samm's picture
I thought the analysts were

I thought the analysts were actually describing this as a hostile takeover of sorts - Roche had the cash, Genentech had the patents / pipelines.

Ivan Delgado
Ivan Delgado's picture
I think the first thing to

I think the first thing to point out is that a "hostile takeover" is not necessarily a bad thing. All it means is that the buyer either goes around management/the board, or continues pushing for the sale until it happens. Plus, all you need is a majority vote for the takeover to occur (not as simple as that, but close). I went back and read about Roche's initial investment in Genentech (20 years ago) and found that Roche's stake in Genentech was not 40% but 56%! Clearly Roche made an amazing investment 20 years ago before Genetech had developed Avastin and Tarceva (a great bet if you ask me) and now is able to leverage this investment to buy out the rest of the company. When you own this much of a company you can block any competing bidder so the game invariably becomes: "how much it will it take for me to buy you out?".
Many takeovers are perceived as hostile (even though only a tiny fraction of them truly are) because there is always a significant number of people involved that do not want the sale to occur (typically people whose jobs are most at risk, but not necessarily the case) and speak louder than those that have no opinion or welcome the takeover. Alternatively simply being loud about how undervalued your shares are is a perfectly acceptable negotiating tool to get the most out of your shares. Ultimately it is quite possible that the only reason why this sale occurred is because Roche made that critical initial investment and knows that due to the world economic crisis there is no better time (i.e. the cheapest price they will ever pay, in part thanks to a weak dollar) to buy out Genentech. Anybody that goes to a car dealer these days knows that it is a buyer's market everywhere, and unfortunately Genentech is no exception. 

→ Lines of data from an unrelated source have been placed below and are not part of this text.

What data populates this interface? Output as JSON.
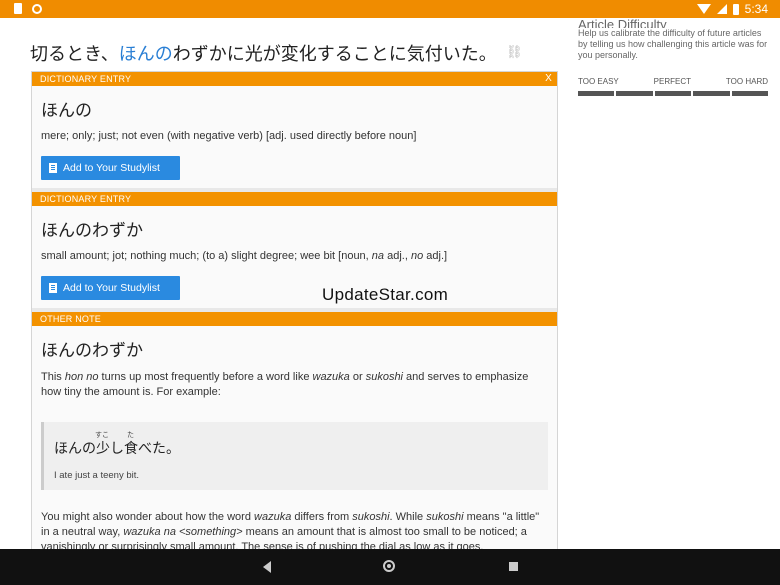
{
  "status_bar": {
    "time": "5:34"
  },
  "side_panel": {
    "title": "Article Difficulty",
    "description": "Help us calibrate the difficulty of future articles by telling us how challenging this article was for you personally.",
    "labels": [
      "TOO EASY",
      "PERFECT",
      "TOO HARD"
    ],
    "segments": 5
  },
  "sentence": {
    "before": "切るとき、",
    "highlight": "ほんの",
    "after": "わずかに光が変化することに気付いた。"
  },
  "popup": {
    "close_label": "X",
    "entries": [
      {
        "header": "DICTIONARY ENTRY",
        "word": "ほんの",
        "definition": "mere; only; just; not even (with negative verb) [adj. used directly before noun]",
        "button_label": "Add to Your Studylist"
      },
      {
        "header": "DICTIONARY ENTRY",
        "word": "ほんのわずか",
        "definition_parts": [
          "small amount; jot; nothing much; (to a) slight degree; wee bit [noun, ",
          "na",
          " adj., ",
          "no",
          " adj.]"
        ],
        "button_label": "Add to Your Studylist"
      }
    ],
    "note": {
      "header": "OTHER NOTE",
      "word": "ほんのわずか",
      "intro_parts": [
        "This ",
        "hon no",
        " turns up most frequently before a word like ",
        "wazuka",
        " or ",
        "sukoshi",
        " and serves to emphasize how tiny the amount is. For example:"
      ],
      "example_jp": [
        "ほんの",
        "少",
        "し",
        "食",
        "べた。"
      ],
      "furigana": [
        "すこ",
        "た"
      ],
      "example_en": "I ate just a teeny bit.",
      "outro_parts": [
        "You might also wonder about how the word ",
        "wazuka",
        " differs from ",
        "sukoshi",
        ". While ",
        "sukoshi",
        " means \"a little\" in a neutral way, ",
        "wazuka na <something>",
        " means an amount that is almost too small to be noticed; a vanishingly or surprisingly small amount. The sense is of pushing the dial as low as it goes."
      ]
    }
  },
  "watermark": "UpdateStar.com"
}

The interesting issue is going to be: will Roche's investment pay off? Save money says that it will many times over (a single drug can generate billions of dollars, and Genentech has a pipeline of 100+ candidates), but we all know that getting a drug through the whole process to FDA approval is a tricky at best. Genentech has proven more than once they know how to do this, but this is no guarantee of success. All it would take for this takeover to look like a bad investment is for the intellectual power at Genentech to jump ship. If Roche fails to keep Genentech independent under the Roche name (the accepted recipe for drug development success), then it is bad news for Roche.

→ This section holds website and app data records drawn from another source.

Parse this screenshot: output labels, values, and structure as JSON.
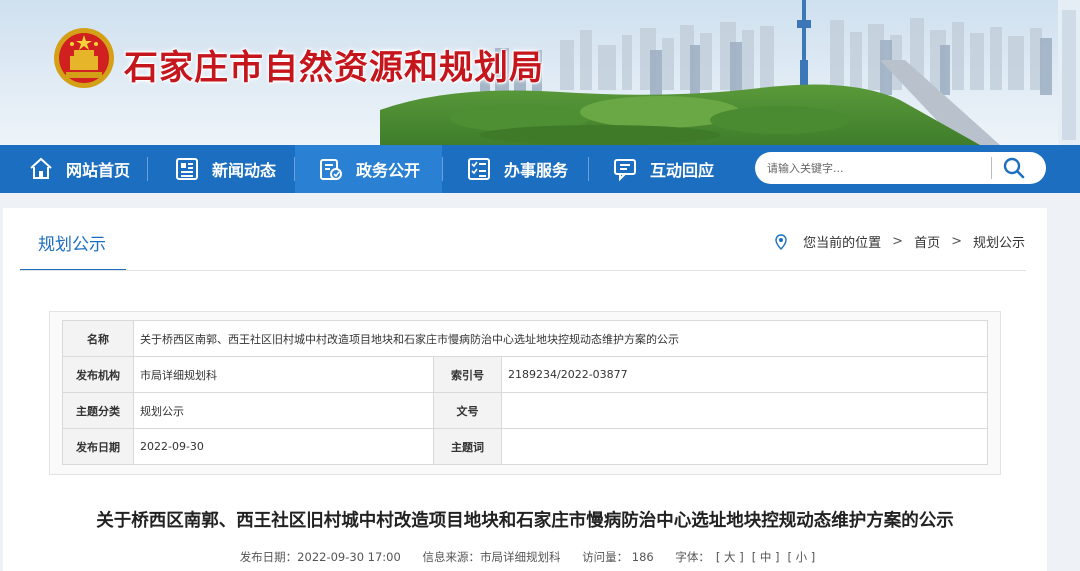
{
  "header": {
    "site_title": "石家庄市自然资源和规划局"
  },
  "nav": {
    "items": [
      {
        "label": "网站首页",
        "icon": "home-icon"
      },
      {
        "label": "新闻动态",
        "icon": "news-icon"
      },
      {
        "label": "政务公开",
        "icon": "gov-affairs-icon",
        "active": true
      },
      {
        "label": "办事服务",
        "icon": "service-list-icon"
      },
      {
        "label": "互动回应",
        "icon": "chat-icon"
      }
    ]
  },
  "search": {
    "placeholder": "请输入关键字..."
  },
  "panel": {
    "tab_label": "规划公示",
    "breadcrumb": {
      "prefix": "您当前的位置",
      "home": "首页",
      "current": "规划公示"
    }
  },
  "meta": {
    "name_label": "名称",
    "name_value": "关于桥西区南郭、西王社区旧村城中村改造项目地块和石家庄市慢病防治中心选址地块控规动态维护方案的公示",
    "org_label": "发布机构",
    "org_value": "市局详细规划科",
    "index_label": "索引号",
    "index_value": "2189234/2022-03877",
    "topic_label": "主题分类",
    "topic_value": "规划公示",
    "docno_label": "文号",
    "docno_value": "",
    "date_label": "发布日期",
    "date_value": "2022-09-30",
    "keyword_label": "主题词",
    "keyword_value": ""
  },
  "article": {
    "title": "关于桥西区南郭、西王社区旧村城中村改造项目地块和石家庄市慢病防治中心选址地块控规动态维护方案的公示",
    "publish_time": "发布日期：2022-09-30 17:00",
    "source": "信息来源：市局详细规划科",
    "views": "访问量：  186",
    "font_label": "字体：",
    "font_large": "[ 大 ]",
    "font_medium": "[ 中 ]",
    "font_small": "[ 小 ]"
  },
  "colors": {
    "brand_blue": "#1c6fc0",
    "title_red": "#c5161d"
  }
}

This looks like a great marriage to me. Nationalism aside (yet another American company bought out by a foreign company), if everybody wins in the end how could that be a bad thing? As commented in the BioFind Rumor Mill a couple of days ago: "While culturally there are giant differences, in general they are very good people and very good scientists. I enjoy working with them at Roche in Indy. I suspect Roche is going to let Genentech run business as usual. But you'll have to keep profits at an all time high because this wasn't a cheap purchase". Just to put this in perspective, if you calculate what Roche paid for Genentech and the number of employees at Genentech, Roche paid $4.2 million per employee. Not bad :).

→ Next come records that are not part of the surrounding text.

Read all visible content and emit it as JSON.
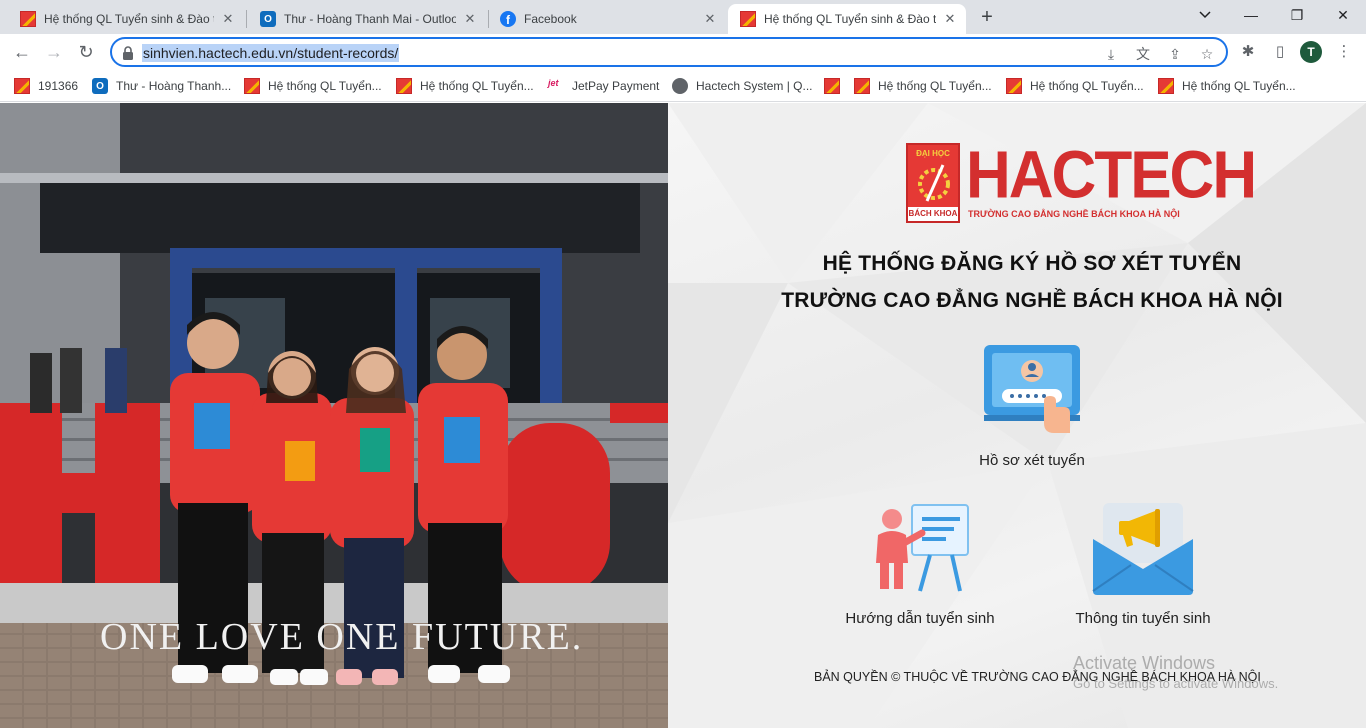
{
  "browser": {
    "tabs": [
      {
        "title": "Hệ thống QL Tuyển sinh & Đào tạo",
        "favicon": "hactech-favicon",
        "active": false
      },
      {
        "title": "Thư - Hoàng Thanh Mai - Outlook",
        "favicon": "outlook-favicon",
        "active": false
      },
      {
        "title": "Facebook",
        "favicon": "facebook-favicon",
        "active": false
      },
      {
        "title": "Hệ thống QL Tuyển sinh & Đào tạo",
        "favicon": "hactech-favicon",
        "active": true
      }
    ],
    "new_tab": "+",
    "window_controls": {
      "minimize": "—",
      "restore": "❐",
      "close": "✕"
    },
    "url": "sinhvien.hactech.edu.vn/student-records/",
    "profile_initial": "T",
    "bookmarks": [
      {
        "label": "191366",
        "favicon": "hactech-favicon"
      },
      {
        "label": "Thư - Hoàng Thanh...",
        "favicon": "outlook-favicon"
      },
      {
        "label": "Hệ thống QL Tuyển...",
        "favicon": "hactech-favicon"
      },
      {
        "label": "Hệ thống QL Tuyển...",
        "favicon": "hactech-favicon"
      },
      {
        "label": "JetPay Payment",
        "favicon": "jetpay-favicon"
      },
      {
        "label": "Hactech System | Q...",
        "favicon": "globe-favicon"
      },
      {
        "label": "",
        "favicon": "hactech-favicon"
      },
      {
        "label": "Hệ thống QL Tuyển...",
        "favicon": "hactech-favicon"
      },
      {
        "label": "Hệ thống QL Tuyển...",
        "favicon": "hactech-favicon"
      },
      {
        "label": "Hệ thống QL Tuyển...",
        "favicon": "hactech-favicon"
      }
    ]
  },
  "page": {
    "photo_slogan": "ONE LOVE ONE FUTURE.",
    "logo": {
      "emblem_top": "ĐẠI HỌC",
      "emblem_bottom": "BÁCH KHOA",
      "wordmark": "HACTECH",
      "subtitle": "TRƯỜNG CAO ĐẲNG NGHỀ BÁCH KHOA HÀ NỘI"
    },
    "heading_line1": "HỆ THỐNG ĐĂNG KÝ HỒ SƠ XÉT TUYỂN",
    "heading_line2": "TRƯỜNG CAO ĐẲNG NGHỀ BÁCH KHOA HÀ NỘI",
    "cards": {
      "records": "Hồ sơ xét tuyển",
      "guide": "Hướng dẫn tuyển sinh",
      "info": "Thông tin tuyển sinh"
    },
    "footer": "BẢN QUYỀN © THUỘC VỀ TRƯỜNG CAO ĐẲNG NGHỀ BÁCH KHOA HÀ NỘI",
    "watermark_line1": "Activate Windows",
    "watermark_line2": "Go to Settings to activate Windows."
  },
  "colors": {
    "brand_red": "#d32f2f",
    "omnibox_focus": "#1a73e8",
    "jacket_red": "#e53935"
  }
}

samm wrote:

I thought the analysts were actually describing this as a hostile takeover of sorts - Roche had the cash, Genentech had the patents / pipelines.